Segment Start: Source data

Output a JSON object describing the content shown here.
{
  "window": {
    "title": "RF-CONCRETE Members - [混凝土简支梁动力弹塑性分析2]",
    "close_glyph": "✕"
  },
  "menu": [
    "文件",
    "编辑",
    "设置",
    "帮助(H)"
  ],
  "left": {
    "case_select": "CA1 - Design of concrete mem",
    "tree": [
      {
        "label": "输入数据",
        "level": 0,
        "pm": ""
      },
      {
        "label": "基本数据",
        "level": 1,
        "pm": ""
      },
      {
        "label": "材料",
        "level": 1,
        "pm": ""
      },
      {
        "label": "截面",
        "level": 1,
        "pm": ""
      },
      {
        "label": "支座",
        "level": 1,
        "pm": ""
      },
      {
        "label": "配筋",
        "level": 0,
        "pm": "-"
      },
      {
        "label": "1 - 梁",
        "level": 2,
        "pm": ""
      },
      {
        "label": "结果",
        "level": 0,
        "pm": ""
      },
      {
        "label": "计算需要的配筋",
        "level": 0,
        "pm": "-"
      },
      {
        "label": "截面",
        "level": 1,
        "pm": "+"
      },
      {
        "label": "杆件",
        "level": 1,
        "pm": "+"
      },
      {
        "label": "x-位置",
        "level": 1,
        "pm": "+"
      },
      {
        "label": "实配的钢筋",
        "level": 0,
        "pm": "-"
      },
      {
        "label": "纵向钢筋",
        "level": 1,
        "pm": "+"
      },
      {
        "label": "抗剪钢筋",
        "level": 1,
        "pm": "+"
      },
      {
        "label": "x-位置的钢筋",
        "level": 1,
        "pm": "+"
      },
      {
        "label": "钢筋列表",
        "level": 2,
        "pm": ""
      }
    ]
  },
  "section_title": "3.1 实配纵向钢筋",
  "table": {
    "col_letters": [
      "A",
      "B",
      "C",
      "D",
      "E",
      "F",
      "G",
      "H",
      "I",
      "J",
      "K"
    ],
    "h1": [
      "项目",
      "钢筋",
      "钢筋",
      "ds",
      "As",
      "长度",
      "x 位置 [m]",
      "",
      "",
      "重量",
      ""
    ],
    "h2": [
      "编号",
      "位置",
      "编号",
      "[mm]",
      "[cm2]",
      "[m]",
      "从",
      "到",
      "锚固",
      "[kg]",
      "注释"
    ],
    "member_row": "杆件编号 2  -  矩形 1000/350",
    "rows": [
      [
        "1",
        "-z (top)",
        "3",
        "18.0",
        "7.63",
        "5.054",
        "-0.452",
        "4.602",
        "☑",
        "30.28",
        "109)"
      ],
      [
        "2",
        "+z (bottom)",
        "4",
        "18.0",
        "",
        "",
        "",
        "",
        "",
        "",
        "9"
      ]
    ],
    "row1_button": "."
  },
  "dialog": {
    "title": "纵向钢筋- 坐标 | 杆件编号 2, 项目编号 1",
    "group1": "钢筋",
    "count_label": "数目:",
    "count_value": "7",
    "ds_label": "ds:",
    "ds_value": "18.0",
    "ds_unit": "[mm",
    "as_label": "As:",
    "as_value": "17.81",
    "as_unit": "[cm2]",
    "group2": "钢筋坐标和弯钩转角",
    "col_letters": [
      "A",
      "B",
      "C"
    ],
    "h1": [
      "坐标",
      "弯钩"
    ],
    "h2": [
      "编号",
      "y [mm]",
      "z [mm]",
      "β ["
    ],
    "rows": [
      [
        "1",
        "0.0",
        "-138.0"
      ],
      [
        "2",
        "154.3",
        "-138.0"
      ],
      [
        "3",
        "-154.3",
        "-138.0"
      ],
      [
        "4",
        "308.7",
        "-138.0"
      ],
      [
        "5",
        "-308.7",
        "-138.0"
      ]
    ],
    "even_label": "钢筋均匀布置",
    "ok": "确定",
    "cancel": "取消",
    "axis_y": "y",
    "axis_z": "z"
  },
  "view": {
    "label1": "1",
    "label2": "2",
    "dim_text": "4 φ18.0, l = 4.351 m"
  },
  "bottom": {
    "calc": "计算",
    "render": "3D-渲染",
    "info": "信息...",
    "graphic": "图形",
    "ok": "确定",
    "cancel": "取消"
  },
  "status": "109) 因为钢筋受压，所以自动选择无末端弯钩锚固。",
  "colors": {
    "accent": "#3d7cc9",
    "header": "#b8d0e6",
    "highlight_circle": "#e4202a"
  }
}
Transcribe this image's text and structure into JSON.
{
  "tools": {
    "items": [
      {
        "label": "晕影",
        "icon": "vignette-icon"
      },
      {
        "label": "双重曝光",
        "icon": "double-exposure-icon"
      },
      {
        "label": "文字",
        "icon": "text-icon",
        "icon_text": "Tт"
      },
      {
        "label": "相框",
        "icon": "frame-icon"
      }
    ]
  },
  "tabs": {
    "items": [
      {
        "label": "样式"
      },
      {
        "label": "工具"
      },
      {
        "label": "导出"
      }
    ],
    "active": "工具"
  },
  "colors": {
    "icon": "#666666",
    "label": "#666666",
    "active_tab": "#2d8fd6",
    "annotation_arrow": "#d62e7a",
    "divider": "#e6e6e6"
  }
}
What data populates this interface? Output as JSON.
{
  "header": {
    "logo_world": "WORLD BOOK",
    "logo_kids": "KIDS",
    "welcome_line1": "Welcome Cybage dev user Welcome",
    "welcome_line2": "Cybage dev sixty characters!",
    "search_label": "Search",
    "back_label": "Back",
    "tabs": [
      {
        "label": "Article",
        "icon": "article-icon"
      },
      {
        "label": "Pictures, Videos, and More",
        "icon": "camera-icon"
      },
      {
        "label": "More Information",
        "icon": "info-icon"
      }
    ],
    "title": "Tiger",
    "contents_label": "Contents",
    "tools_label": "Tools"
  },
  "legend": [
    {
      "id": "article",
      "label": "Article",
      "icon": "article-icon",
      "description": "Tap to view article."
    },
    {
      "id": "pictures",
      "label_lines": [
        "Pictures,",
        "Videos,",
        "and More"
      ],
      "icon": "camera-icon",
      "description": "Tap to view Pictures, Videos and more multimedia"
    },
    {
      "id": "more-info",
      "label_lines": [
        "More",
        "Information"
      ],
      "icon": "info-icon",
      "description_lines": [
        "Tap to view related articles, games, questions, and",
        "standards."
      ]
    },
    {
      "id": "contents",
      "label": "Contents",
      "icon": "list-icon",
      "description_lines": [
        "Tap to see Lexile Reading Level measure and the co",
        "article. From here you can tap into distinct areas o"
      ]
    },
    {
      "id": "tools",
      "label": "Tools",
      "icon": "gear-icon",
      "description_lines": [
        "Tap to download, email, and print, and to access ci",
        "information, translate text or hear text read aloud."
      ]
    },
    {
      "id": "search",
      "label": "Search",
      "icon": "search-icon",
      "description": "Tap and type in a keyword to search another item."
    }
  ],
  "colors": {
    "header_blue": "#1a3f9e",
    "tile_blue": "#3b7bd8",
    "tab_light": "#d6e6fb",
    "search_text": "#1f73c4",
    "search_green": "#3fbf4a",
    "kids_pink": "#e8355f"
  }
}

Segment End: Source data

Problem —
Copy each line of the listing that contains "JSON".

Exercise answer —
Output a JSON object describing the content shown here.
Transcribe this image's text and structure into JSON.
What data populates this interface? Output as JSON.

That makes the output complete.